* Entries shown

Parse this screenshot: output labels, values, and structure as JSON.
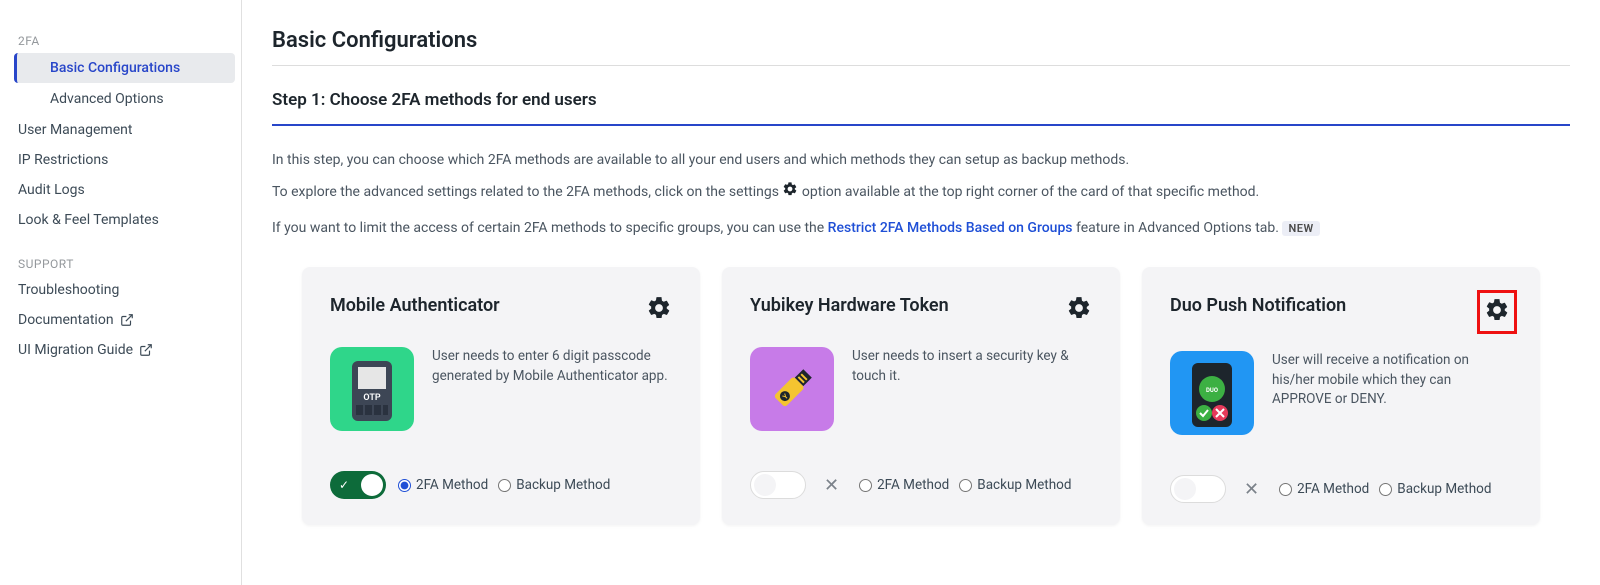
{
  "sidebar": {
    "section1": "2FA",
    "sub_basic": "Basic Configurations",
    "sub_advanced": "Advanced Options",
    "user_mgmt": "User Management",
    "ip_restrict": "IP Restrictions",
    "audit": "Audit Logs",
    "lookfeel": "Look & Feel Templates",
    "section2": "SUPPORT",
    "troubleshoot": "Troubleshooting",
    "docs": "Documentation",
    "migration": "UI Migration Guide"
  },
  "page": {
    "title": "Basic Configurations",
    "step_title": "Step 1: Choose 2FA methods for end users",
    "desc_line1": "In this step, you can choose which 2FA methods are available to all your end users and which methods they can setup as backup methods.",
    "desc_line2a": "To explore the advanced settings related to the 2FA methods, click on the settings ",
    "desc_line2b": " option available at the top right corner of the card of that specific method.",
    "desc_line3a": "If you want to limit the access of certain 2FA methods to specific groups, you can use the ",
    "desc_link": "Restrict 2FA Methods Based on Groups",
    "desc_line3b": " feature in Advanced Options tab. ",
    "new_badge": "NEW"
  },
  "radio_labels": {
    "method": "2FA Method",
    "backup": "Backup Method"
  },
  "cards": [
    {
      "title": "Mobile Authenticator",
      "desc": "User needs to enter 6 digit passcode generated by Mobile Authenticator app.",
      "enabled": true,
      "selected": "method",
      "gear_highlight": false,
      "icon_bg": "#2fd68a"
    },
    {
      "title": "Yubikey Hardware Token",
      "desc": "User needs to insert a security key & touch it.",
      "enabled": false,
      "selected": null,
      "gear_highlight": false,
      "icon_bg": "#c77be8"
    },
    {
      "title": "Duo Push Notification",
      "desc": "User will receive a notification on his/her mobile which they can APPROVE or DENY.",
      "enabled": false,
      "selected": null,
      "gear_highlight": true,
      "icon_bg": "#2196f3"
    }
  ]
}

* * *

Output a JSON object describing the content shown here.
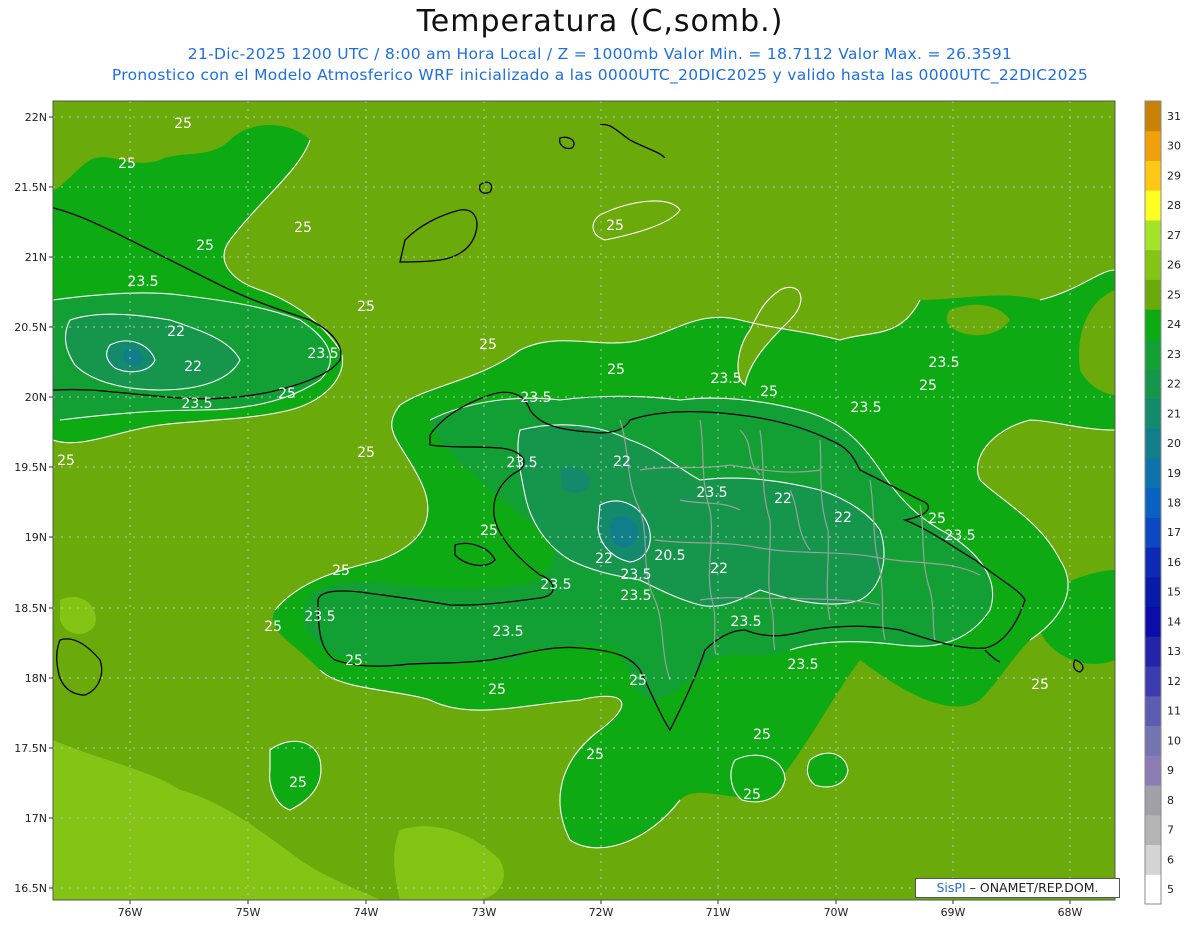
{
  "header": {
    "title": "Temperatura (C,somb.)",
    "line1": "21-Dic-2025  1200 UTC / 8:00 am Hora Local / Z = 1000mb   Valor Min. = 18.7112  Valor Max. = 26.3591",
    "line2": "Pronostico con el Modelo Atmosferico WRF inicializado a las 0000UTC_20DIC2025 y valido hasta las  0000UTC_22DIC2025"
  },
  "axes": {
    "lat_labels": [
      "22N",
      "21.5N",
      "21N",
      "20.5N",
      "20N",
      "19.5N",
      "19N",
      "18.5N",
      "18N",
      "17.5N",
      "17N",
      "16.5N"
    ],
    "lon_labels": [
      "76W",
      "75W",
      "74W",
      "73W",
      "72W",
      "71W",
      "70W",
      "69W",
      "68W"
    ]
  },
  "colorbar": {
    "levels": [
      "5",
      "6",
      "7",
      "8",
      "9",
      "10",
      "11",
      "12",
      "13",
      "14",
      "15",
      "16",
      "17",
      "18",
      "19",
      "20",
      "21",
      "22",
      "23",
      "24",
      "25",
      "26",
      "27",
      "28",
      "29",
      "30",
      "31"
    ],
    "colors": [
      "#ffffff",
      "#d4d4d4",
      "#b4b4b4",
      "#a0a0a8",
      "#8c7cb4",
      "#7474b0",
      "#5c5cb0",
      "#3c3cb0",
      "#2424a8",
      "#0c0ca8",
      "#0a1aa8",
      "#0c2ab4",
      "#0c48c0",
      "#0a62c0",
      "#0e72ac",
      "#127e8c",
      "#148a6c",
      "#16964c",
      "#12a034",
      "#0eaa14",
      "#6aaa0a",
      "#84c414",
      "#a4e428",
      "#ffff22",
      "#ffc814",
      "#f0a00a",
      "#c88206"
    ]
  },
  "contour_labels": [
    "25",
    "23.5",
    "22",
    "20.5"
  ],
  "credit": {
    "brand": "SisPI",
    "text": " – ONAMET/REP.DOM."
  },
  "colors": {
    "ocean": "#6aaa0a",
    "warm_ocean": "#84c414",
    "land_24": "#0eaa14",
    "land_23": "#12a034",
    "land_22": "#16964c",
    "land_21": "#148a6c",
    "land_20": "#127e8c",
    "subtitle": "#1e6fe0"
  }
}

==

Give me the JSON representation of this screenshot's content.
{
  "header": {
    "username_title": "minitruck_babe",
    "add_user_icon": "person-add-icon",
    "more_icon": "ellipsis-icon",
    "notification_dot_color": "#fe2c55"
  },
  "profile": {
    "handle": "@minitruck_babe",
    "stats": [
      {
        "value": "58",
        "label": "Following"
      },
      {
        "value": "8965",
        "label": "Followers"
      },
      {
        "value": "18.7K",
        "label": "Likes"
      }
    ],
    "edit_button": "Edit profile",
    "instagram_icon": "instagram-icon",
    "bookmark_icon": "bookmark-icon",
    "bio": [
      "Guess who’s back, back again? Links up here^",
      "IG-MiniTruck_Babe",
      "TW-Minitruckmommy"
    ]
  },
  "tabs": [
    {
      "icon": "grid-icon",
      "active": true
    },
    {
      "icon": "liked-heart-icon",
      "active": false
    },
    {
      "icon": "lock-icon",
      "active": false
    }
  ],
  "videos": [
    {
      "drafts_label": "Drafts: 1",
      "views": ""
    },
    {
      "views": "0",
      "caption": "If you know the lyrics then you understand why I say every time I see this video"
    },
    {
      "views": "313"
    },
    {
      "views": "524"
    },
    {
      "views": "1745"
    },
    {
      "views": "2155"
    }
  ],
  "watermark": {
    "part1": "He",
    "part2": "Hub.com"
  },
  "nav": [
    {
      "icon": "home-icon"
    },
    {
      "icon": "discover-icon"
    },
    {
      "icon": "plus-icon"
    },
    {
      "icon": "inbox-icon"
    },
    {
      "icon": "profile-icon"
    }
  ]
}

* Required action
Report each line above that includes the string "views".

* Task output
      "views": ""
      "views": "0",
      "views": "313"
      "views": "524"
      "views": "1745"
      "views": "2155"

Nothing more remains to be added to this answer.